## Activity
Where a line of the listing below includes the word "screenshot", reproduce that line.
○ ○ ○ ○ ○
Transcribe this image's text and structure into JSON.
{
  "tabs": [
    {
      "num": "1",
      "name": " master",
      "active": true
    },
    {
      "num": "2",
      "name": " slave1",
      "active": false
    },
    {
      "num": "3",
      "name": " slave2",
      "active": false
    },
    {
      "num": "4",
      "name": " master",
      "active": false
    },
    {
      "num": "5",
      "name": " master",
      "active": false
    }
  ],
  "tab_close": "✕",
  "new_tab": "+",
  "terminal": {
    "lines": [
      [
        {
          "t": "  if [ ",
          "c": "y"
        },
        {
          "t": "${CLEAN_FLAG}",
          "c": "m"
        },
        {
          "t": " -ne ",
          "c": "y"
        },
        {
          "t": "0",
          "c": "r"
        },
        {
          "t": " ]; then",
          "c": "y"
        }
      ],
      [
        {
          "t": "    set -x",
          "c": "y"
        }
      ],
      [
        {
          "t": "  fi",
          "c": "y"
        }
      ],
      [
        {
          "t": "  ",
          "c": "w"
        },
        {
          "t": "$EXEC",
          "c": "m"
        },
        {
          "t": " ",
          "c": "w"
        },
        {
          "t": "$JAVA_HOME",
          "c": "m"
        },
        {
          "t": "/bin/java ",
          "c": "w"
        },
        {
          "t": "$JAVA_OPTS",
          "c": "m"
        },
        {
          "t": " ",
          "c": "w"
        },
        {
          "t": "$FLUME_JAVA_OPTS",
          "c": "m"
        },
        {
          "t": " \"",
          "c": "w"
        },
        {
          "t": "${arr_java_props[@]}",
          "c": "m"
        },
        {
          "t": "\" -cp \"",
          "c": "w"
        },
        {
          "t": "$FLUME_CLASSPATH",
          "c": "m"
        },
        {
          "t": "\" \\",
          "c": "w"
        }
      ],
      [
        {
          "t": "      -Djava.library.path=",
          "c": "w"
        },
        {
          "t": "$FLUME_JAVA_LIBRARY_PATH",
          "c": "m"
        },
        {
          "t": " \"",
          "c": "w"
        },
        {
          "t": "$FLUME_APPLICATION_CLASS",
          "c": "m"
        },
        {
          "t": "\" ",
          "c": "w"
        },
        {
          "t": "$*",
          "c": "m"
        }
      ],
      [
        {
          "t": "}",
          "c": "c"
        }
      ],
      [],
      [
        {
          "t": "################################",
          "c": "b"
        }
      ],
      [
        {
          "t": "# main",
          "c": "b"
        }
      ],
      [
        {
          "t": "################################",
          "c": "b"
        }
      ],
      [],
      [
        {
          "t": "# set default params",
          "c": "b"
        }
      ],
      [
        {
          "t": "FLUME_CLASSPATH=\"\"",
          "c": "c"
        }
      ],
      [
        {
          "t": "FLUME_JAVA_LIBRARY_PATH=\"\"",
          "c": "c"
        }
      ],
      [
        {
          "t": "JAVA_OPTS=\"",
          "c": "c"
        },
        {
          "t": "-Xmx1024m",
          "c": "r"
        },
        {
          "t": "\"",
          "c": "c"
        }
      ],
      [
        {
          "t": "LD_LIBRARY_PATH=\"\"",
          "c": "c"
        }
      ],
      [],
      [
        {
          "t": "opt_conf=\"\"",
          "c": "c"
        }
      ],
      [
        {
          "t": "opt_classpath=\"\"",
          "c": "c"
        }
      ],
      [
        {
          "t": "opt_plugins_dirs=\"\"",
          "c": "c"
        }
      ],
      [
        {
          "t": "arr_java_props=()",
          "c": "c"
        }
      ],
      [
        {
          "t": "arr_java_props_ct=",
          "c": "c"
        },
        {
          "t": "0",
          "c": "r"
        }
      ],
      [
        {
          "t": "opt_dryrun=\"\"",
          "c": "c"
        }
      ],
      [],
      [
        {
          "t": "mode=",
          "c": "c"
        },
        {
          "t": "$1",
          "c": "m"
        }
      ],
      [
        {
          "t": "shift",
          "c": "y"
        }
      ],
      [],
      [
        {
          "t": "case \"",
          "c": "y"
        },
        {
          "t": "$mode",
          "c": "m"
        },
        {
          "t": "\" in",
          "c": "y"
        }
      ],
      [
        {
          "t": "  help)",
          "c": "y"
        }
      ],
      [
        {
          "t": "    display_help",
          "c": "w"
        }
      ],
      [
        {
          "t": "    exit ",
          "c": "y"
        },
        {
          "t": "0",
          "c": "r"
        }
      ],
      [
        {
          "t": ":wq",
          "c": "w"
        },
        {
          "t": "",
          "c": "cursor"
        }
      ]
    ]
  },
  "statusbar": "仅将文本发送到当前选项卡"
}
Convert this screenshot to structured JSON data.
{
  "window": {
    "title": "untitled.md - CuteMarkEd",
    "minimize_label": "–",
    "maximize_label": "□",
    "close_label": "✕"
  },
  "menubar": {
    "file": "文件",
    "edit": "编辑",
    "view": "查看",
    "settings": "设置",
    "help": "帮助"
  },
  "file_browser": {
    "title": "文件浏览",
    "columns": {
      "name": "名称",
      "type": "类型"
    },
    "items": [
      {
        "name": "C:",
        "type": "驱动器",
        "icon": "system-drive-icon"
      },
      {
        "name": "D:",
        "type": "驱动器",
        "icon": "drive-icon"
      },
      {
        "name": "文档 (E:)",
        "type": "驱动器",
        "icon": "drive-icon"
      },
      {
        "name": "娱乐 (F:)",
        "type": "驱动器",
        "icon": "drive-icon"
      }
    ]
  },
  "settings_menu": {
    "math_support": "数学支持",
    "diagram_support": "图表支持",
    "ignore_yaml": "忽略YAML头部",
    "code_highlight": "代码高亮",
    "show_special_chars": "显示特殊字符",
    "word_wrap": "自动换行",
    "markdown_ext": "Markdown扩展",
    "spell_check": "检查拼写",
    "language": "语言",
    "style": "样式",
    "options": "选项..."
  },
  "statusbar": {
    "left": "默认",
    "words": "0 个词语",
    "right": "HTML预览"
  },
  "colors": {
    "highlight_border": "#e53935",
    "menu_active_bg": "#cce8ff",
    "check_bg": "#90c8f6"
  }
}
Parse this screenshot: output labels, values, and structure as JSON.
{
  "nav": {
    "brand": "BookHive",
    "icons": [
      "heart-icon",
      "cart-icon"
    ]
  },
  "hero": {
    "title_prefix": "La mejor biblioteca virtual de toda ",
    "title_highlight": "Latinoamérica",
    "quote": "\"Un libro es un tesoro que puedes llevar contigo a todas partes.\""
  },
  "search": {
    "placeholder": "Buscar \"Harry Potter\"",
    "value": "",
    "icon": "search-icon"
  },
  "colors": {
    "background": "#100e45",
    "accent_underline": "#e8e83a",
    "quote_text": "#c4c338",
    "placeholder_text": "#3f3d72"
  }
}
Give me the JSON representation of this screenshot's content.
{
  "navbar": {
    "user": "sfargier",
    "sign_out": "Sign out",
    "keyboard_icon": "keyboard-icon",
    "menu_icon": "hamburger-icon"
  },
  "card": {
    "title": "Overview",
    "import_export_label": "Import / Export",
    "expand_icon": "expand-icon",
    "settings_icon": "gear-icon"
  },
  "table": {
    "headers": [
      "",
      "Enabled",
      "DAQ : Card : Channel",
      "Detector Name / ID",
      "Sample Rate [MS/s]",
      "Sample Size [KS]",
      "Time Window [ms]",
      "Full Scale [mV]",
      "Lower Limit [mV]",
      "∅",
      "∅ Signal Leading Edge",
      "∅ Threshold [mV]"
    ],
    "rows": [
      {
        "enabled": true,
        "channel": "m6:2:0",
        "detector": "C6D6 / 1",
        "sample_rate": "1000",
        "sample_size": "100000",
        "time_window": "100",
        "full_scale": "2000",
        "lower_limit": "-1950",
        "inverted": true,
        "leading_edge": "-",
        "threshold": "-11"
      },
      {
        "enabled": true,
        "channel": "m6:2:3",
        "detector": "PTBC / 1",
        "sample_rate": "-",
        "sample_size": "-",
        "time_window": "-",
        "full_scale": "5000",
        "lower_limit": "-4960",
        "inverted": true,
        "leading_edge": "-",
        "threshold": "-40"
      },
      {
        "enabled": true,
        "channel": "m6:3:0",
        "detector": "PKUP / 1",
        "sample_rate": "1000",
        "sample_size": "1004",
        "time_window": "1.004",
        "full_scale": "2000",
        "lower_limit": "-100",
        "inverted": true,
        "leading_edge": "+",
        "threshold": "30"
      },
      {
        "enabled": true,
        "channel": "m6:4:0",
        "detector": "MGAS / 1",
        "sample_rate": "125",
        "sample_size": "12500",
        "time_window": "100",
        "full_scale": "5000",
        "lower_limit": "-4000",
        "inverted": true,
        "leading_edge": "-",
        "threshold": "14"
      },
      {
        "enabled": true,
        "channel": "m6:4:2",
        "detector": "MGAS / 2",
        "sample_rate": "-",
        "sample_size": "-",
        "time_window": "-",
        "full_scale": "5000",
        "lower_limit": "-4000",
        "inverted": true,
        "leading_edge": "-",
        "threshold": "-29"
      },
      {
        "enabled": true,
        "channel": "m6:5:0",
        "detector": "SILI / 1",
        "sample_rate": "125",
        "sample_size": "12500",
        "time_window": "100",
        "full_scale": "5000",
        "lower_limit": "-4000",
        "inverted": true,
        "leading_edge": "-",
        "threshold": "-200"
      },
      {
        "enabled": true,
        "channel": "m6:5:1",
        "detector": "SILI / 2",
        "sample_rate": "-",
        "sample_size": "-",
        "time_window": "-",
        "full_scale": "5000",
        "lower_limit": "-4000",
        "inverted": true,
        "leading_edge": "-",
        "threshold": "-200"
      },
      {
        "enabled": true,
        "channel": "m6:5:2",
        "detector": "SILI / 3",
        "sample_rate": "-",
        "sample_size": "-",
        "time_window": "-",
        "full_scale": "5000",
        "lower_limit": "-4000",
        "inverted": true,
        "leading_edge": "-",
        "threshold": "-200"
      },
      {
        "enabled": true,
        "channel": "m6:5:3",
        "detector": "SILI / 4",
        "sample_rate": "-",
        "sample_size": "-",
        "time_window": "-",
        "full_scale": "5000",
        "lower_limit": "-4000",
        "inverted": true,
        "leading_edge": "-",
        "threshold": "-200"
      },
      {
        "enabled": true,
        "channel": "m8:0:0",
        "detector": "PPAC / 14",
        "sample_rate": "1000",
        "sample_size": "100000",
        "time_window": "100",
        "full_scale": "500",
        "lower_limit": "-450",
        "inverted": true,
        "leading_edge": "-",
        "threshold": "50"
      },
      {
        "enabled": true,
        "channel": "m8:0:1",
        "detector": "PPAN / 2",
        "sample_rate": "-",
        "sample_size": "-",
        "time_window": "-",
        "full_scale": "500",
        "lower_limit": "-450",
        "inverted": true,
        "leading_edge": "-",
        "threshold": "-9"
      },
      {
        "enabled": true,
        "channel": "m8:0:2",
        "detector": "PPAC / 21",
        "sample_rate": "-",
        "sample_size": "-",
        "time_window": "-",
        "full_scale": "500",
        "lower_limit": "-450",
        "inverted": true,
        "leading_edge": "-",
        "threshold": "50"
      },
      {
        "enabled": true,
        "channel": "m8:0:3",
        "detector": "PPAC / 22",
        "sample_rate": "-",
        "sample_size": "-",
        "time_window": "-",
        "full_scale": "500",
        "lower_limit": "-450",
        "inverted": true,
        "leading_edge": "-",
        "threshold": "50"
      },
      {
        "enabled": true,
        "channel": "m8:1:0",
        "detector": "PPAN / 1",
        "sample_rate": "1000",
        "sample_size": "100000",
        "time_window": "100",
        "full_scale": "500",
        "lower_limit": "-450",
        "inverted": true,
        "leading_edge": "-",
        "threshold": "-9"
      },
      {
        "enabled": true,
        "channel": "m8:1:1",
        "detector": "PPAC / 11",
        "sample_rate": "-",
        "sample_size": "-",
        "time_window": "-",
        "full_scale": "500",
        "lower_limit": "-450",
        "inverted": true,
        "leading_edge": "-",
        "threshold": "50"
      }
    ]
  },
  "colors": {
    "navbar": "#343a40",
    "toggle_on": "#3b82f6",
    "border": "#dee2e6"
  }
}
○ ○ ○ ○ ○
## Task solution
Convert this screenshot to structured JSON data.
Parse this screenshot: output labels, values, and structure as JSON.
Give me the JSON representation of this screenshot's content.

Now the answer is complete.